[Start of Attachment]

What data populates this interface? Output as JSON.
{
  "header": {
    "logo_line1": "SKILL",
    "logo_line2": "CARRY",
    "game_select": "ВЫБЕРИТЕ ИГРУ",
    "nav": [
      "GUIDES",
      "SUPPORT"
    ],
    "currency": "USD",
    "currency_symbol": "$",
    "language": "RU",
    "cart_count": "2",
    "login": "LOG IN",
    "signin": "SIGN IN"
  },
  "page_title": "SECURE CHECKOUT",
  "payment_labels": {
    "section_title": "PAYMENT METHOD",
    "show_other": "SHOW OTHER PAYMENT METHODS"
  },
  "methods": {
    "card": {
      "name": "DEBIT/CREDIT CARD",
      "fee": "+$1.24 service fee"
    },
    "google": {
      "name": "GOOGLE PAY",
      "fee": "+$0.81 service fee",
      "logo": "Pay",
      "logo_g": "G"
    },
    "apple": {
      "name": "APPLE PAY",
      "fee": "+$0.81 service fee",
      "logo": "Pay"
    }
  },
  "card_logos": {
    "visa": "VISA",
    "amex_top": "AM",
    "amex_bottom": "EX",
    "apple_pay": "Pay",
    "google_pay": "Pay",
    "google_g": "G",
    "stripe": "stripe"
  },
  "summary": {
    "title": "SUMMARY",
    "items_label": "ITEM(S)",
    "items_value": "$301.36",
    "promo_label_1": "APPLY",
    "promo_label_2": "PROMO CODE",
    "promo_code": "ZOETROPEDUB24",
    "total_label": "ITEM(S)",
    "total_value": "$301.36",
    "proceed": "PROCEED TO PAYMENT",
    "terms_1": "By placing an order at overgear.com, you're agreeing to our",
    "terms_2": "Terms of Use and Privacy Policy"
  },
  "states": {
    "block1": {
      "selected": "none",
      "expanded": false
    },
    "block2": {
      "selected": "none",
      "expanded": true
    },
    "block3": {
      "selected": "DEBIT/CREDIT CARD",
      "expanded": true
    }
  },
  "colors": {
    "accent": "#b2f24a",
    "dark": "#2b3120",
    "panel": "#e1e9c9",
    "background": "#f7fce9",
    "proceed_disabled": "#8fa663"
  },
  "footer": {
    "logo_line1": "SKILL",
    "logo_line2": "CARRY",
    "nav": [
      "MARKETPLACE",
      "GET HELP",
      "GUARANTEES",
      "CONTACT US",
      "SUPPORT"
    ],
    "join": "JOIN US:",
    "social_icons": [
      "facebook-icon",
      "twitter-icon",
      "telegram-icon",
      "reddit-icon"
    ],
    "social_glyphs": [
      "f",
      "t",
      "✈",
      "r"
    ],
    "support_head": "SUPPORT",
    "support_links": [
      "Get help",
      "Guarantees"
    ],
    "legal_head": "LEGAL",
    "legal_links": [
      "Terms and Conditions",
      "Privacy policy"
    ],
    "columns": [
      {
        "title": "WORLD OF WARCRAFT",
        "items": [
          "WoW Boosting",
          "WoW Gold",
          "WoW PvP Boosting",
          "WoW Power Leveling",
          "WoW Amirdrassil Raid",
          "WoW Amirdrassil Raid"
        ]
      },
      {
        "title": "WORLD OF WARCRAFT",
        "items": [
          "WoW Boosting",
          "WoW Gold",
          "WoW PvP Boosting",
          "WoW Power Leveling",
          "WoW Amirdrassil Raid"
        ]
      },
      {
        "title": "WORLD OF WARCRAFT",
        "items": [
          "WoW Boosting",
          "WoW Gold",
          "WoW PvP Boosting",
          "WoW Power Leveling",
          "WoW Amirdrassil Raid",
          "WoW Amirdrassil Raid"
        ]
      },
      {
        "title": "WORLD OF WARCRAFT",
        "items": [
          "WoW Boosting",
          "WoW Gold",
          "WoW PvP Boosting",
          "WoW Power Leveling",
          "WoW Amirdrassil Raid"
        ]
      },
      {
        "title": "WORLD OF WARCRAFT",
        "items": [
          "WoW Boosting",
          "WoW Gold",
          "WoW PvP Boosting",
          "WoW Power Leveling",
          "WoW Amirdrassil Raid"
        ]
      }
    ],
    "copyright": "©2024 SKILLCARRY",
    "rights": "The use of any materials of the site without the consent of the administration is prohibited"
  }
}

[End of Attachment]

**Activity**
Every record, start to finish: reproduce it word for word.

**Exercise output**
What data populates this interface? Output as JSON.
{
  "header": {
    "logo_line1": "SKILL",
    "logo_line2": "CARRY",
    "game_select": "ВЫБЕРИТЕ ИГРУ",
    "nav": [
      "GUIDES",
      "SUPPORT"
    ],
    "currency": "USD",
    "currency_symbol": "$",
    "language": "RU",
    "cart_count": "2",
    "login": "LOG IN",
    "signin": "SIGN IN"
  },
  "page_title": "SECURE CHECKOUT",
  "payment_labels": {
    "section_title": "PAYMENT METHOD",
    "show_other": "SHOW OTHER PAYMENT METHODS"
  },
  "methods": {
    "card": {
      "name": "DEBIT/CREDIT CARD",
      "fee": "+$1.24 service fee"
    },
    "google": {
      "name": "GOOGLE PAY",
      "fee": "+$0.81 service fee",
      "logo": "Pay",
      "logo_g": "G"
    },
    "apple": {
      "name": "APPLE PAY",
      "fee": "+$0.81 service fee",
      "logo": "Pay"
    }
  },
  "card_logos": {
    "visa": "VISA",
    "amex_top": "AM",
    "amex_bottom": "EX",
    "apple_pay": "Pay",
    "google_pay": "Pay",
    "google_g": "G",
    "stripe": "stripe"
  },
  "summary": {
    "title": "SUMMARY",
    "items_label": "ITEM(S)",
    "items_value": "$301.36",
    "promo_label_1": "APPLY",
    "promo_label_2": "PROMO CODE",
    "promo_code": "ZOETROPEDUB24",
    "total_label": "ITEM(S)",
    "total_value": "$301.36",
    "proceed": "PROCEED TO PAYMENT",
    "terms_1": "By placing an order at overgear.com, you're agreeing to our",
    "terms_2": "Terms of Use and Privacy Policy"
  },
  "states": {
    "block1": {
      "selected": "none",
      "expanded": false
    },
    "block2": {
      "selected": "none",
      "expanded": true
    },
    "block3": {
      "selected": "DEBIT/CREDIT CARD",
      "expanded": true
    }
  },
  "colors": {
    "accent": "#b2f24a",
    "dark": "#2b3120",
    "panel": "#e1e9c9",
    "background": "#f7fce9",
    "proceed_disabled": "#8fa663"
  },
  "footer": {
    "logo_line1": "SKILL",
    "logo_line2": "CARRY",
    "nav": [
      "MARKETPLACE",
      "GET HELP",
      "GUARANTEES",
      "CONTACT US",
      "SUPPORT"
    ],
    "join": "JOIN US:",
    "social_icons": [
      "facebook-icon",
      "twitter-icon",
      "telegram-icon",
      "reddit-icon"
    ],
    "social_glyphs": [
      "f",
      "t",
      "✈",
      "r"
    ],
    "support_head": "SUPPORT",
    "support_links": [
      "Get help",
      "Guarantees"
    ],
    "legal_head": "LEGAL",
    "legal_links": [
      "Terms and Conditions",
      "Privacy policy"
    ],
    "columns": [
      {
        "title": "WORLD OF WARCRAFT",
        "items": [
          "WoW Boosting",
          "WoW Gold",
          "WoW PvP Boosting",
          "WoW Power Leveling",
          "WoW Amirdrassil Raid",
          "WoW Amirdrassil Raid"
        ]
      },
      {
        "title": "WORLD OF WARCRAFT",
        "items": [
          "WoW Boosting",
          "WoW Gold",
          "WoW PvP Boosting",
          "WoW Power Leveling",
          "WoW Amirdrassil Raid"
        ]
      },
      {
        "title": "WORLD OF WARCRAFT",
        "items": [
          "WoW Boosting",
          "WoW Gold",
          "WoW PvP Boosting",
          "WoW Power Leveling",
          "WoW Amirdrassil Raid",
          "WoW Amirdrassil Raid"
        ]
      },
      {
        "title": "WORLD OF WARCRAFT",
        "items": [
          "WoW Boosting",
          "WoW Gold",
          "WoW PvP Boosting",
          "WoW Power Leveling",
          "WoW Amirdrassil Raid"
        ]
      },
      {
        "title": "WORLD OF WARCRAFT",
        "items": [
          "WoW Boosting",
          "WoW Gold",
          "WoW PvP Boosting",
          "WoW Power Leveling",
          "WoW Amirdrassil Raid"
        ]
      }
    ],
    "copyright": "©2024 SKILLCARRY",
    "rights": "The use of any materials of the site without the consent of the administration is prohibited"
  }
}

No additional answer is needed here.